__ACTION ITEM__: Go through the material and copy every line in which "image" appears.

__DATA__:
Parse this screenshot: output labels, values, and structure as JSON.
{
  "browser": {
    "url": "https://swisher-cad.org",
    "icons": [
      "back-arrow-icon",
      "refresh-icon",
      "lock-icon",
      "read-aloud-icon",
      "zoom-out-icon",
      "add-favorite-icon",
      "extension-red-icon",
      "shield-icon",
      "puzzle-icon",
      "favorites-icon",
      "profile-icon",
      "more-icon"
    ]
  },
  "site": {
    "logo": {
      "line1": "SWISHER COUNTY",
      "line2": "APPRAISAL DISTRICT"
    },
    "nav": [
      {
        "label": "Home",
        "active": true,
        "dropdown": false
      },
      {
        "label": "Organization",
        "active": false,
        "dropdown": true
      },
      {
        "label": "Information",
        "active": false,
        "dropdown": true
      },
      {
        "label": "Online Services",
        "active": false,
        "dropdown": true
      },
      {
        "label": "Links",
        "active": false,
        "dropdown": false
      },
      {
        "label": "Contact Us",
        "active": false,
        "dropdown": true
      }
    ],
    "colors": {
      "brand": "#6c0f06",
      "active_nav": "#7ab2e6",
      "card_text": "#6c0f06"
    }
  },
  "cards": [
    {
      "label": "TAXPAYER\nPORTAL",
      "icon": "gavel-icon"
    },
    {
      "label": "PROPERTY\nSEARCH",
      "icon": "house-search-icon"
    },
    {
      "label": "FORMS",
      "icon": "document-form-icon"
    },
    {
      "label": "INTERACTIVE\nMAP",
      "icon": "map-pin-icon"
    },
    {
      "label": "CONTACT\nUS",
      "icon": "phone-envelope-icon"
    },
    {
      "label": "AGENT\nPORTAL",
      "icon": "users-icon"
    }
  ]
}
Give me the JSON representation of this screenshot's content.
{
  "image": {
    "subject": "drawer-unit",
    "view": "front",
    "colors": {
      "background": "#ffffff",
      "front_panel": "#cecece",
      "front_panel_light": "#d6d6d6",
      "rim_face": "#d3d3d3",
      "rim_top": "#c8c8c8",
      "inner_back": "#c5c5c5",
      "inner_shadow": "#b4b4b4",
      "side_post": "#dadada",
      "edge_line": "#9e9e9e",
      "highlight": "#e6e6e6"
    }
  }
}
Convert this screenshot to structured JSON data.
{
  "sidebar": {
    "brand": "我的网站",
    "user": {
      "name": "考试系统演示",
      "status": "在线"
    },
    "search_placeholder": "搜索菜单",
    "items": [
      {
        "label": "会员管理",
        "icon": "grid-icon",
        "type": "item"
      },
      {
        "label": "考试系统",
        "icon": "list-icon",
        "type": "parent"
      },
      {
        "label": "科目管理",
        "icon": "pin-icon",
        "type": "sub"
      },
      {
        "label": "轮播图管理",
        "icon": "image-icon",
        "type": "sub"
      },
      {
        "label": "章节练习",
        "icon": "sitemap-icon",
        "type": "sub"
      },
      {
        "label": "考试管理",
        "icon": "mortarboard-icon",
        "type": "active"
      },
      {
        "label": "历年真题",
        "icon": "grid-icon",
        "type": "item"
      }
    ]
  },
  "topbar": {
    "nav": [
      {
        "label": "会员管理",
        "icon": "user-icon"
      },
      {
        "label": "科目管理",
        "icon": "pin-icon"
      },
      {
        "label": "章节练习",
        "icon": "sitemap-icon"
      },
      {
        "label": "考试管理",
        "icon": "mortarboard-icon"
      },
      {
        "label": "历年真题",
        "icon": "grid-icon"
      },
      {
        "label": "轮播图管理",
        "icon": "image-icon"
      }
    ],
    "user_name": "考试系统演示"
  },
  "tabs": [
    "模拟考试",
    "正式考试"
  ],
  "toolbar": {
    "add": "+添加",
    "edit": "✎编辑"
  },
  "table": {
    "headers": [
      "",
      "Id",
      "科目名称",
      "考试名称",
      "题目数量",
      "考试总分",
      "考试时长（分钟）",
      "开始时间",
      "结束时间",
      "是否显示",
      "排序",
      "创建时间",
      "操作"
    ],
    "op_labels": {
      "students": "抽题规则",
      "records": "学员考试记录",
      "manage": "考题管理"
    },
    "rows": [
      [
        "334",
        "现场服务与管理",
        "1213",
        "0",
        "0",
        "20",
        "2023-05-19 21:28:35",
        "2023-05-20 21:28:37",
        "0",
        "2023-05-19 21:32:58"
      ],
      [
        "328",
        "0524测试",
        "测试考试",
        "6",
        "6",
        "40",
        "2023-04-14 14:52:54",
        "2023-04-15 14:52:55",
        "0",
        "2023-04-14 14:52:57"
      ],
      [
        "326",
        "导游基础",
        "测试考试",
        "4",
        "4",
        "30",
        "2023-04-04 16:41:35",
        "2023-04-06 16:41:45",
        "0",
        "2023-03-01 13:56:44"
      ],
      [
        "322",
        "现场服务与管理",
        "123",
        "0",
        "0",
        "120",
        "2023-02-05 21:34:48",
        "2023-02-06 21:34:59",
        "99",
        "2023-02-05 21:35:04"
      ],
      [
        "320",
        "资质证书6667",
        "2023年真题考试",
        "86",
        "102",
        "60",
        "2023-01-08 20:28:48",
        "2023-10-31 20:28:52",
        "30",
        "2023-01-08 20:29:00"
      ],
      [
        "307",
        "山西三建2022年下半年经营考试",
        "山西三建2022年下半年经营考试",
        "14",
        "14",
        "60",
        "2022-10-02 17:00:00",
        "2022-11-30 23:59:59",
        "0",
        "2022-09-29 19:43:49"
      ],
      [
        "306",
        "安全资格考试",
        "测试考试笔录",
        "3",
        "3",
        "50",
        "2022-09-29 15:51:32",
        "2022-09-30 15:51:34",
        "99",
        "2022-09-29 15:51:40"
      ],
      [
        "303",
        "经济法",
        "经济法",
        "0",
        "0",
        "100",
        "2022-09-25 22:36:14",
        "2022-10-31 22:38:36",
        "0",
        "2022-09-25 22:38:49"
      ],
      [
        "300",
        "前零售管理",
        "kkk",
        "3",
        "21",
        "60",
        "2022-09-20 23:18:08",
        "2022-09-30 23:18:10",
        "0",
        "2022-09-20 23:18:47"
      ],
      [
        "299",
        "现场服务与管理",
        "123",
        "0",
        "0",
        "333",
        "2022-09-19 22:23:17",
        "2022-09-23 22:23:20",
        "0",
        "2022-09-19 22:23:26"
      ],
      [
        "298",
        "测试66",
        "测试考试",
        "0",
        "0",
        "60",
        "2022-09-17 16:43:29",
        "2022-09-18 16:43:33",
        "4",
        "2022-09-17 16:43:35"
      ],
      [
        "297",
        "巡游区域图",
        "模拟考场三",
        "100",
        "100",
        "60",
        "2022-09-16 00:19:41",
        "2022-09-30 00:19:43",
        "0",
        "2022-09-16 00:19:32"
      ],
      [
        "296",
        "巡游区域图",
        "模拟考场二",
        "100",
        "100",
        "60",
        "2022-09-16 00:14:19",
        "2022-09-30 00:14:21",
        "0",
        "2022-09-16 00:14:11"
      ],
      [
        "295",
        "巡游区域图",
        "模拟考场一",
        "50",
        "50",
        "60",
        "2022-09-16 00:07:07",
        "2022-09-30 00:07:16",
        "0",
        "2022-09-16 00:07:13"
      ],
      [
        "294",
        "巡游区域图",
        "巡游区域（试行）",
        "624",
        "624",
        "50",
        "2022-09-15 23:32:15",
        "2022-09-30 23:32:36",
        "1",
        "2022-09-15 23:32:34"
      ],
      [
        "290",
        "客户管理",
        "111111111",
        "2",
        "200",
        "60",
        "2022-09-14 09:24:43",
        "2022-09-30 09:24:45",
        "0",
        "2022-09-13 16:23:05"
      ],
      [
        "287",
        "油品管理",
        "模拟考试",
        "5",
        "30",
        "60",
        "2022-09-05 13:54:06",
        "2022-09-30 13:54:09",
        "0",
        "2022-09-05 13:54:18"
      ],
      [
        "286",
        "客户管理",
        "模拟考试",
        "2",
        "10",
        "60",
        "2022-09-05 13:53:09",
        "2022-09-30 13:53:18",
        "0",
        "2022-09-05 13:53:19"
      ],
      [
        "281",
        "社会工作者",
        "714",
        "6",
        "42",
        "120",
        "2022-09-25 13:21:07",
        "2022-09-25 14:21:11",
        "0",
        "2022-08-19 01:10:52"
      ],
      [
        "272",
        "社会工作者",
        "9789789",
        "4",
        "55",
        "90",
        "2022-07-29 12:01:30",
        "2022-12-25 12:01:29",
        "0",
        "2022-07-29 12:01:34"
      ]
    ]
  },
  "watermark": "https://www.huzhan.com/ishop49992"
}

__ANSWER SECTION__:
  "image": {
        "icon": "image-icon",
        "icon": "image-icon"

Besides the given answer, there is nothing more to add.